Top sights: Plateau de Beille, Cauterets, and Tour de France newcomer, Le Pierre Saint Martin, are popular ski resorts in winter and offer a host of activities in summer like paragliding, water rafting, kayaking, and paintballing.
Insider tip: Cauterets is also a popular spa town. Take a well-deserved break at one of their thermal spring resorts surrounded by the Pyrenees Mountains.
Potential day trip: Visit the Midi-Pyrénées’ capital city, Toulouse. Dubbed “La Ville Rose,” this city is known for its architecture composed of pink bricks.
Bus tip: The bus terminal in Toulouse travels to major cities like Paris, Barcelona, and Milan. Some are overnight trips so you’ll wake up in a new city as if you simply snapped your fingers!


Grenoble Tour de France Laurent Espitallier

Photo by Laurent Espitallier


The race continues in the southeast quarter of France, just North of the French Riviera, where gorgeous landscapes and idyllic sceneries reign. Beginning in Valence, cyclists will pass through 10 cities before departing for Île-de-France.

Top sights: The Alps and its numerous ski resorts in Pra Loup, La Toussuire, Modane, and Alpe d’Huez. Don’t forget to sample authentic fondue and raclette.
Insider tip: In summer, these ski towns turn into hiking and camping grounds. Most also have numerous cycling trails (some which are quite mountainous and not for the faint of heart).
Potential day trip: Bordering Switzerland and Italy, Chamonix offers spectacular views of the Mont Blanc.
Bus tip: The route from Rhône-Alpes to Île-de-France comprises classic French countryside views.


Paris france eiffel Tour de France Moyan Brenn
Photo by Moyan Brenn.













The Tour de France comes to a close on July 26th at the Champs-Élysées. Just before the finale, cyclists will pass through Sèvres. With a number of bicycle paths, it’s only a 55-minute bike ride from Paris.

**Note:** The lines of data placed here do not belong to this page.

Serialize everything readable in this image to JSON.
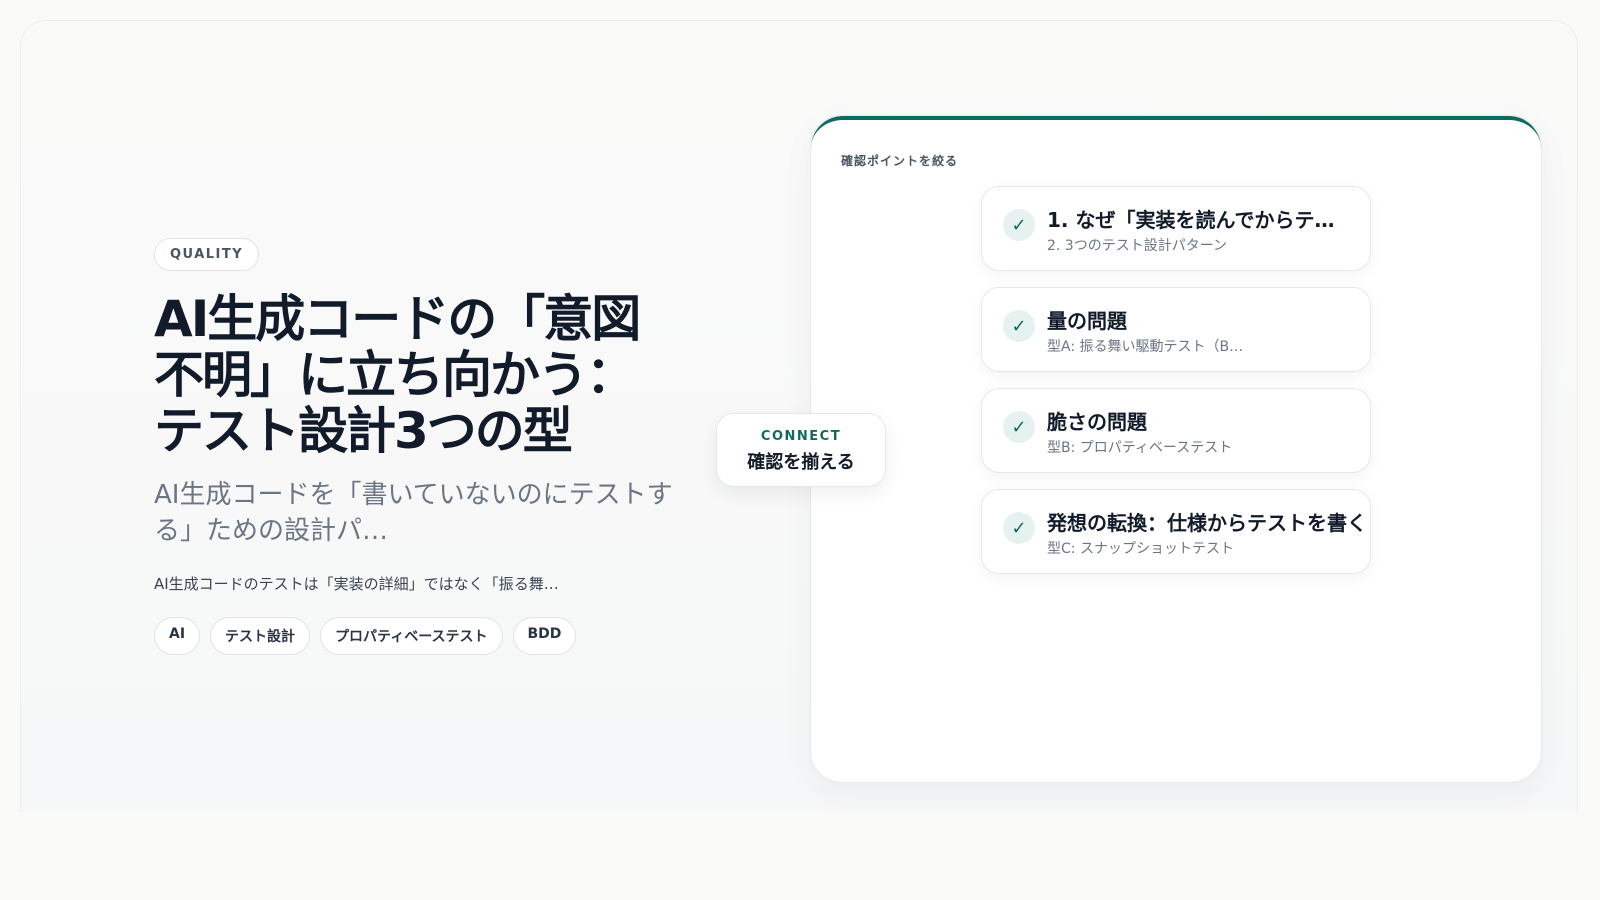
{
  "hero": {
    "badge": "QUALITY",
    "title": "AI生成コードの「意図不明」に立ち向かう：テスト設計3つの型",
    "subtitle": "AI生成コードを「書いていないのにテストする」ための設計パ…",
    "description": "AI生成コードのテストは「実装の詳細」ではなく「振る舞…",
    "tags": [
      "AI",
      "テスト設計",
      "プロパティベーステスト",
      "BDD"
    ]
  },
  "connect": {
    "label": "CONNECT",
    "text": "確認を揃える"
  },
  "panel": {
    "label": "確認ポイントを絞る",
    "items": [
      {
        "title": "1. なぜ「実装を読んでからテ…",
        "subtitle": "2. 3つのテスト設計パターン"
      },
      {
        "title": "量の問題",
        "subtitle": "型A: 振る舞い駆動テスト（B…"
      },
      {
        "title": "脆さの問題",
        "subtitle": "型B: プロパティベーステスト"
      },
      {
        "title": "発想の転換：仕様からテストを書く",
        "subtitle": "型C: スナップショットテスト"
      }
    ]
  },
  "icons": {
    "check": "check-icon"
  },
  "colors": {
    "accent": "#0f6b60",
    "text": "#121b29",
    "muted": "#6b7684"
  }
}
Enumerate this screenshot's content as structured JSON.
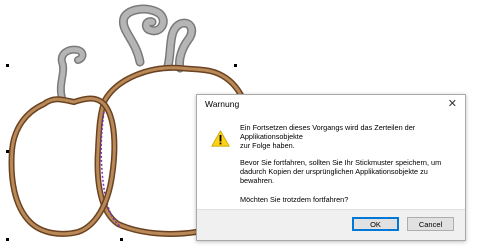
{
  "dialog": {
    "title": "Warnung",
    "close_glyph": "✕",
    "icon": "warning-icon",
    "line1": "Ein Fortsetzen dieses Vorgangs wird das Zerteilen der",
    "line2": "Applikationsobjekte",
    "line3": "zur Folge haben.",
    "paragraph2": "Bevor Sie fortfahren, sollten Sie Ihr Stickmuster speichern, um dadurch Kopien der ursprünglichen Applikationsobjekte zu bewahren.",
    "paragraph3": "Möchten Sie trotzdem fortfahren?",
    "ok_label": "OK",
    "cancel_label": "Cancel"
  },
  "colors": {
    "outline": "#8b5a2b",
    "stem": "#9b9b9b",
    "accent": "#0078d7",
    "dotted": "#7b2fbf"
  }
}
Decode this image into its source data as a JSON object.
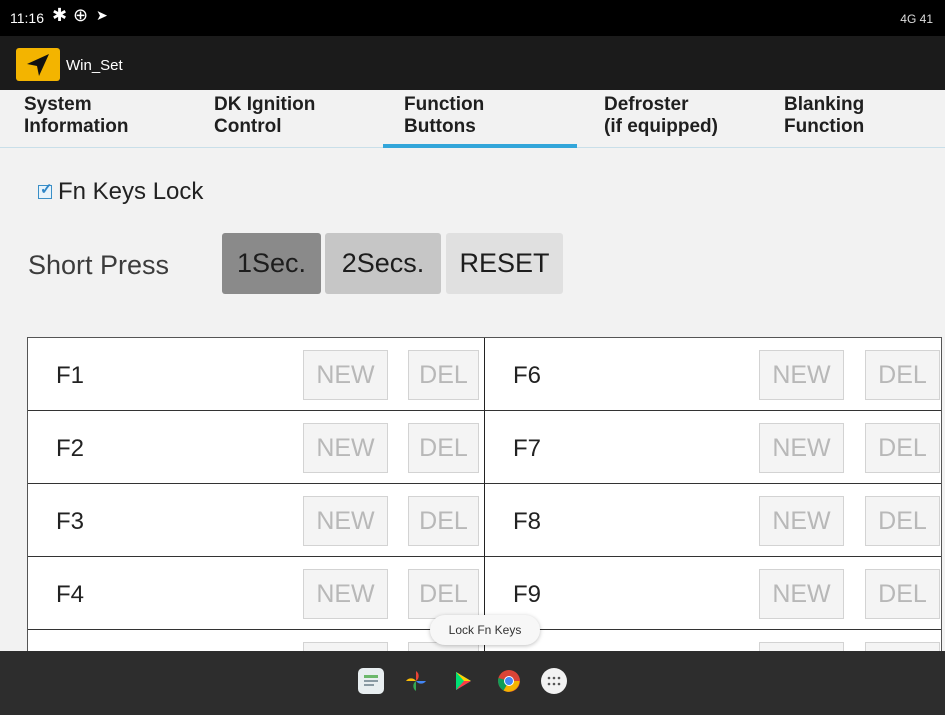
{
  "status_bar": {
    "time": "11:16",
    "right_text": "4G 41",
    "icons": [
      "gear-icon",
      "crosshair-icon",
      "location-arrow-icon"
    ]
  },
  "app_bar": {
    "title": "Win_Set",
    "icon": "navigation-arrow-icon",
    "icon_color": "#f3b400"
  },
  "tabs": [
    {
      "line1": "System",
      "line2": "Information",
      "active": false
    },
    {
      "line1": "DK Ignition",
      "line2": "Control",
      "active": false
    },
    {
      "line1": "Function",
      "line2": "Buttons",
      "active": true
    },
    {
      "line1": "Defroster",
      "line2": "(if equipped)",
      "active": false
    },
    {
      "line1": "Blanking",
      "line2": "Function",
      "active": false
    }
  ],
  "colors": {
    "accent": "#33a6da",
    "selected_button": "#8a8a8a",
    "background": "#f2f2f2"
  },
  "fn_keys_lock": {
    "label": "Fn Keys Lock",
    "checked": true
  },
  "short_press": {
    "label": "Short Press",
    "options": [
      "1Sec.",
      "2Secs."
    ],
    "selected": "1Sec.",
    "reset_label": "RESET"
  },
  "function_keys": {
    "left": [
      "F1",
      "F2",
      "F3",
      "F4"
    ],
    "right": [
      "F6",
      "F7",
      "F8",
      "F9"
    ],
    "new_label": "NEW",
    "del_label": "DEL"
  },
  "toast": "Lock Fn Keys",
  "taskbar": {
    "apps": [
      "files-icon",
      "pinwheel-photos-icon",
      "play-store-icon",
      "chrome-icon",
      "app-drawer-icon"
    ]
  }
}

Top sights: The National Ceramics Museum in Sèvres, along with Shakespeare & Company, Café de Flore, and the Centre Pompidou in Paris.
Insider tip: Once you’ve climbed the Eiffel Tower, idled by the Seine, and admired the Arc de Triomphe, head over to Montmartre, followed by the Canal Saint-Martin area to find some trendy spots in true “bobo” fashion. Do like the locals do and brunch at Holybelly, shop along the canal, and try the newest hotspot, Brasserie Barbès, near the Sacré-Coeur.
Potential day trip: Awaken your inner child and stop off in Disneyland. Located in Marne-la-Vallée just 30 minutes east of the French capital, Europe’s Disneyland attracts visitors from all over the continent.
Bus tip: Unlike traveling by plane, taking the bus means you can begin sightseeing the minute you arrive at your destination. Did you know that one of Paris’ main bus terminals, Bercy, is just a 20-minute metro ride away from the Louvre?


Arrivee Tour de France Tonio et Nath Pasquier-Desvignes








Photo by Nath Pasquier-Desvignes

We hope you enjoyed our guide and don’t forget to enter the contest